In early July 2018, Bird, an electric scooter company, released 150 scooters in Raleigh, North Carolina for public transportation use. City goers and city officials have voiced concerns regarding the safety and storage of the scooters, especially because policymakers have not discussed where users should ride and leave their scooters. The additional transportation option has initiated conversations on how to safely implement the use of these scooters.
Bird scooters are a clean, efficient, and fun mode of transportation. They cost just $1 to begin a session and 15 cents per minute. Each scooter can reach a speed of 15 mph and need to be recharged after approximately 15 miles.
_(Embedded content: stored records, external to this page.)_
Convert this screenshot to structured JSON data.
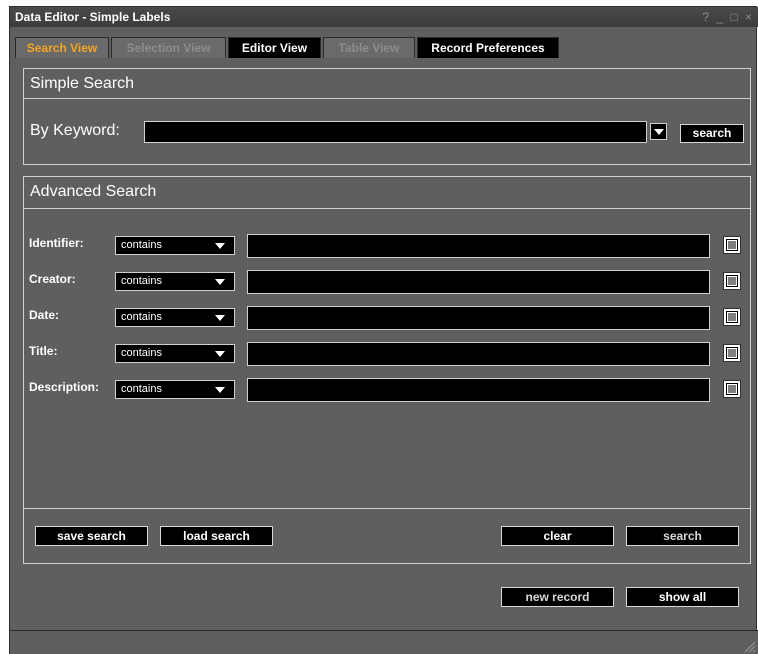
{
  "window": {
    "title": "Data Editor - Simple Labels",
    "controls": {
      "help": "?",
      "minimize": "_",
      "maximize": "□",
      "close": "×"
    }
  },
  "tabs": [
    {
      "label": "Search View",
      "state": "active"
    },
    {
      "label": "Selection View",
      "state": "disabled"
    },
    {
      "label": "Editor View",
      "state": "normal"
    },
    {
      "label": "Table View",
      "state": "disabled"
    },
    {
      "label": "Record Preferences",
      "state": "normal"
    }
  ],
  "simple_search": {
    "title": "Simple Search",
    "keyword_label": "By Keyword:",
    "keyword_value": "",
    "search_button": "search"
  },
  "advanced_search": {
    "title": "Advanced Search",
    "rows": [
      {
        "label": "Identifier:",
        "operator": "contains",
        "value": ""
      },
      {
        "label": "Creator:",
        "operator": "contains",
        "value": ""
      },
      {
        "label": "Date:",
        "operator": "contains",
        "value": ""
      },
      {
        "label": "Title:",
        "operator": "contains",
        "value": ""
      },
      {
        "label": "Description:",
        "operator": "contains",
        "value": ""
      }
    ],
    "buttons": {
      "save_search": "save search",
      "load_search": "load search",
      "clear": "clear",
      "search": "search"
    }
  },
  "footer": {
    "new_record": "new record",
    "show_all": "show all"
  },
  "colors": {
    "background": "#5f5f5f",
    "active_tab": "#f5a623",
    "field": "#000000",
    "border": "#d0d0d0"
  }
}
While these scooters offer a unique way of traveling through cities, scooter riders and other travelers should keep safety at the forefront when on the roads. Bird users must agree to wear a helmet during account registration, but not everyone wears a helmet during their rides. This can lead to very dangerous accidents and injuries.
In July 2018, there were already two accidents involving Bird riders who were not wearing helmets. Riders should always remember to wear their helmets to have some protection in the event of an impact from another vehicle or object. Even with a helmet, scooter riders can suffer more injuries than passengers in a motor vehicle, who have external protection. When riding in bike lanes, scooter riders must obey the same traffic rules as any motor vehicle by stopping and yielding appropriately.
These fun sources of transportation have caused a lot of talk around towns across the country. Just remember to be safe, obey traffic laws, obey the age restrictions, and wear a helmet!
Working primarily with dangerous drug and defective medical device cases, Whitney takes pride in representing the wrongfully injured in Raleigh and throughout North Carolina. She takes pride in offering experienced legal guidance with both responsiveness and compassion—all of which speaks to her dedication to helping each and every one of her clients.